Source data
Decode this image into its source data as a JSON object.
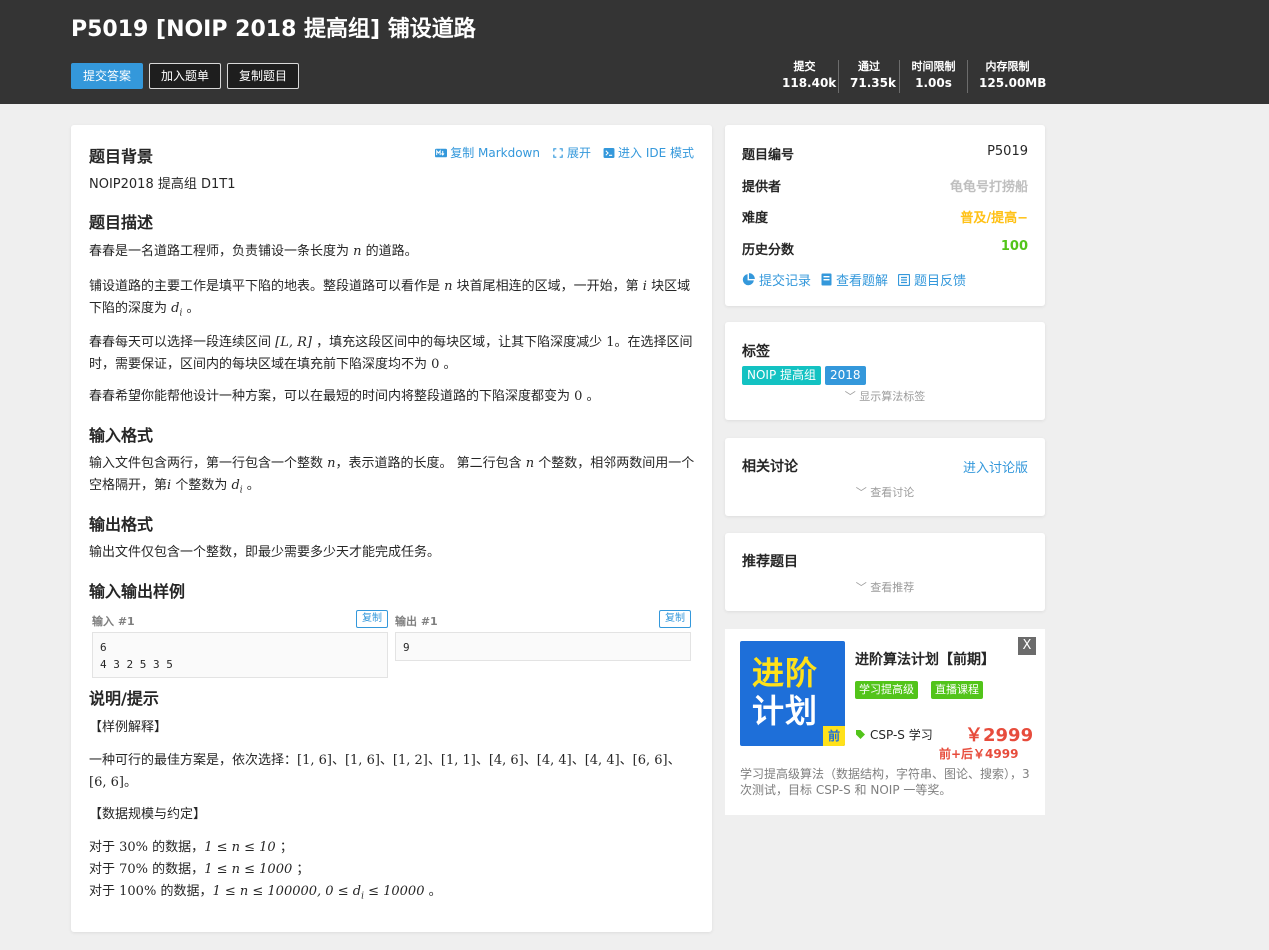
{
  "header": {
    "title": "P5019 [NOIP 2018 提高组] 铺设道路",
    "buttons": {
      "submit": "提交答案",
      "add_list": "加入题单",
      "copy": "复制题目"
    },
    "stats": [
      {
        "label": "提交",
        "value": "118.40k"
      },
      {
        "label": "通过",
        "value": "71.35k"
      },
      {
        "label": "时间限制",
        "value": "1.00s"
      },
      {
        "label": "内存限制",
        "value": "125.00MB"
      }
    ]
  },
  "problem": {
    "actions": {
      "copy_md": "复制 Markdown",
      "expand": "展开",
      "ide": "进入 IDE 模式"
    },
    "background": {
      "heading": "题目背景",
      "text": "NOIP2018 提高组 D1T1"
    },
    "description": {
      "heading": "题目描述",
      "p1a": "春春是一名道路工程师，负责铺设一条长度为 ",
      "p1_n": "n",
      "p1b": " 的道路。",
      "p2a": "铺设道路的主要工作是填平下陷的地表。整段道路可以看作是 ",
      "p2_n": "n",
      "p2b": " 块首尾相连的区域，一开始，第 ",
      "p2_i": "i",
      "p2c": " 块区域下陷的深度为 ",
      "p2_d": "d",
      "p2_sub": "i",
      "p2d": " 。",
      "p3a": "春春每天可以选择一段连续区间 ",
      "p3_lr": "[L, R]",
      "p3b": " ，填充这段区间中的每块区域，让其下陷深度减少 ",
      "p3_one": "1",
      "p3c": "。在选择区间时，需要保证，区间内的每块区域在填充前下陷深度均不为 ",
      "p3_zero": "0",
      "p3d": " 。",
      "p4a": "春春希望你能帮他设计一种方案，可以在最短的时间内将整段道路的下陷深度都变为 ",
      "p4_zero": "0",
      "p4b": " 。"
    },
    "input_format": {
      "heading": "输入格式",
      "a": "输入文件包含两行，第一行包含一个整数 ",
      "n1": "n",
      "b": "，表示道路的长度。 第二行包含 ",
      "n2": "n",
      "c": " 个整数，相邻两数间用一个空格隔开，第",
      "i": "i",
      "d": " 个整数为 ",
      "di": "d",
      "di_sub": "i",
      "e": " 。"
    },
    "output_format": {
      "heading": "输出格式",
      "text": "输出文件仅包含一个整数，即最少需要多少天才能完成任务。"
    },
    "samples": {
      "heading": "输入输出样例",
      "input_label": "输入 #1",
      "output_label": "输出 #1",
      "copy": "复制",
      "input_line1": "6",
      "input_line2": "4 3 2 5 3 5",
      "output": "9"
    },
    "hint": {
      "heading": "说明/提示",
      "sample_expl": "【样例解释】",
      "plan_a": "一种可行的最佳方案是，依次选择：",
      "plan_m1": "[1, 6]、[1, 6]、[1, 2]、[1, 1]、[4, 6]、[4, 4]、[4, 4]、[6, 6]、",
      "plan_m2": "[6, 6]",
      "plan_b": "。",
      "scale": "【数据规模与约定】",
      "r1a": "对于 ",
      "r1p": "30%",
      "r1b": " 的数据，",
      "r1m": "1 ≤ n ≤ 10",
      "r1c": " ；",
      "r2a": "对于 ",
      "r2p": "70%",
      "r2b": " 的数据，",
      "r2m": "1 ≤ n ≤ 1000",
      "r2c": " ；",
      "r3a": "对于 ",
      "r3p": "100%",
      "r3b": " 的数据，",
      "r3m1": "1 ≤ n ≤ 100000, 0 ≤ d",
      "r3sub": "i",
      "r3m2": " ≤ 10000",
      "r3c": " 。"
    }
  },
  "info": {
    "id": {
      "label": "题目编号",
      "value": "P5019"
    },
    "provider": {
      "label": "提供者",
      "value": "龟龟号打捞船"
    },
    "difficulty": {
      "label": "难度",
      "value": "普及/提高−"
    },
    "score": {
      "label": "历史分数",
      "value": "100"
    },
    "links": {
      "records": "提交记录",
      "solutions": "查看题解",
      "feedback": "题目反馈"
    }
  },
  "tags": {
    "heading": "标签",
    "items": [
      "NOIP 提高组",
      "2018"
    ],
    "more": "显示算法标签"
  },
  "discussion": {
    "heading": "相关讨论",
    "link": "进入讨论版",
    "more": "查看讨论"
  },
  "recommend": {
    "heading": "推荐题目",
    "more": "查看推荐"
  },
  "ad": {
    "img_line1": "进阶",
    "img_line2": "计划",
    "img_badge": "前",
    "close": "X",
    "title": "进阶算法计划【前期】",
    "tags": [
      "学习提高级",
      "直播课程"
    ],
    "course": "CSP-S 学习",
    "price": "￥2999",
    "price_combo": "前+后￥4999",
    "desc": "学习提高级算法（数据结构，字符串、图论、搜索），3 次测试，目标 CSP-S 和 NOIP 一等奖。"
  },
  "colors": {
    "accent": "#3498db",
    "header_bg": "#343434",
    "difficulty": "#ffc116",
    "score": "#52c41a",
    "tag_noip": "#13c2c2",
    "tag_year": "#3498db",
    "price": "#e74c3c",
    "provider": "#bfbfbf"
  }
}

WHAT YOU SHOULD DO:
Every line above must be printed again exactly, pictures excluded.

EXERCISE RESULT:
Decode this image into its source data as a JSON object.
{
  "header": {
    "title": "P5019 [NOIP 2018 提高组] 铺设道路",
    "buttons": {
      "submit": "提交答案",
      "add_list": "加入题单",
      "copy": "复制题目"
    },
    "stats": [
      {
        "label": "提交",
        "value": "118.40k"
      },
      {
        "label": "通过",
        "value": "71.35k"
      },
      {
        "label": "时间限制",
        "value": "1.00s"
      },
      {
        "label": "内存限制",
        "value": "125.00MB"
      }
    ]
  },
  "problem": {
    "actions": {
      "copy_md": "复制 Markdown",
      "expand": "展开",
      "ide": "进入 IDE 模式"
    },
    "background": {
      "heading": "题目背景",
      "text": "NOIP2018 提高组 D1T1"
    },
    "description": {
      "heading": "题目描述",
      "p1a": "春春是一名道路工程师，负责铺设一条长度为 ",
      "p1_n": "n",
      "p1b": " 的道路。",
      "p2a": "铺设道路的主要工作是填平下陷的地表。整段道路可以看作是 ",
      "p2_n": "n",
      "p2b": " 块首尾相连的区域，一开始，第 ",
      "p2_i": "i",
      "p2c": " 块区域下陷的深度为 ",
      "p2_d": "d",
      "p2_sub": "i",
      "p2d": " 。",
      "p3a": "春春每天可以选择一段连续区间 ",
      "p3_lr": "[L, R]",
      "p3b": " ，填充这段区间中的每块区域，让其下陷深度减少 ",
      "p3_one": "1",
      "p3c": "。在选择区间时，需要保证，区间内的每块区域在填充前下陷深度均不为 ",
      "p3_zero": "0",
      "p3d": " 。",
      "p4a": "春春希望你能帮他设计一种方案，可以在最短的时间内将整段道路的下陷深度都变为 ",
      "p4_zero": "0",
      "p4b": " 。"
    },
    "input_format": {
      "heading": "输入格式",
      "a": "输入文件包含两行，第一行包含一个整数 ",
      "n1": "n",
      "b": "，表示道路的长度。 第二行包含 ",
      "n2": "n",
      "c": " 个整数，相邻两数间用一个空格隔开，第",
      "i": "i",
      "d": " 个整数为 ",
      "di": "d",
      "di_sub": "i",
      "e": " 。"
    },
    "output_format": {
      "heading": "输出格式",
      "text": "输出文件仅包含一个整数，即最少需要多少天才能完成任务。"
    },
    "samples": {
      "heading": "输入输出样例",
      "input_label": "输入 #1",
      "output_label": "输出 #1",
      "copy": "复制",
      "input_line1": "6",
      "input_line2": "4 3 2 5 3 5",
      "output": "9"
    },
    "hint": {
      "heading": "说明/提示",
      "sample_expl": "【样例解释】",
      "plan_a": "一种可行的最佳方案是，依次选择：",
      "plan_m1": "[1, 6]、[1, 6]、[1, 2]、[1, 1]、[4, 6]、[4, 4]、[4, 4]、[6, 6]、",
      "plan_m2": "[6, 6]",
      "plan_b": "。",
      "scale": "【数据规模与约定】",
      "r1a": "对于 ",
      "r1p": "30%",
      "r1b": " 的数据，",
      "r1m": "1 ≤ n ≤ 10",
      "r1c": " ；",
      "r2a": "对于 ",
      "r2p": "70%",
      "r2b": " 的数据，",
      "r2m": "1 ≤ n ≤ 1000",
      "r2c": " ；",
      "r3a": "对于 ",
      "r3p": "100%",
      "r3b": " 的数据，",
      "r3m1": "1 ≤ n ≤ 100000, 0 ≤ d",
      "r3sub": "i",
      "r3m2": " ≤ 10000",
      "r3c": " 。"
    }
  },
  "info": {
    "id": {
      "label": "题目编号",
      "value": "P5019"
    },
    "provider": {
      "label": "提供者",
      "value": "龟龟号打捞船"
    },
    "difficulty": {
      "label": "难度",
      "value": "普及/提高−"
    },
    "score": {
      "label": "历史分数",
      "value": "100"
    },
    "links": {
      "records": "提交记录",
      "solutions": "查看题解",
      "feedback": "题目反馈"
    }
  },
  "tags": {
    "heading": "标签",
    "items": [
      "NOIP 提高组",
      "2018"
    ],
    "more": "显示算法标签"
  },
  "discussion": {
    "heading": "相关讨论",
    "link": "进入讨论版",
    "more": "查看讨论"
  },
  "recommend": {
    "heading": "推荐题目",
    "more": "查看推荐"
  },
  "ad": {
    "img_line1": "进阶",
    "img_line2": "计划",
    "img_badge": "前",
    "close": "X",
    "title": "进阶算法计划【前期】",
    "tags": [
      "学习提高级",
      "直播课程"
    ],
    "course": "CSP-S 学习",
    "price": "￥2999",
    "price_combo": "前+后￥4999",
    "desc": "学习提高级算法（数据结构，字符串、图论、搜索），3 次测试，目标 CSP-S 和 NOIP 一等奖。"
  },
  "colors": {
    "accent": "#3498db",
    "header_bg": "#343434",
    "difficulty": "#ffc116",
    "score": "#52c41a",
    "tag_noip": "#13c2c2",
    "tag_year": "#3498db",
    "price": "#e74c3c",
    "provider": "#bfbfbf"
  }
}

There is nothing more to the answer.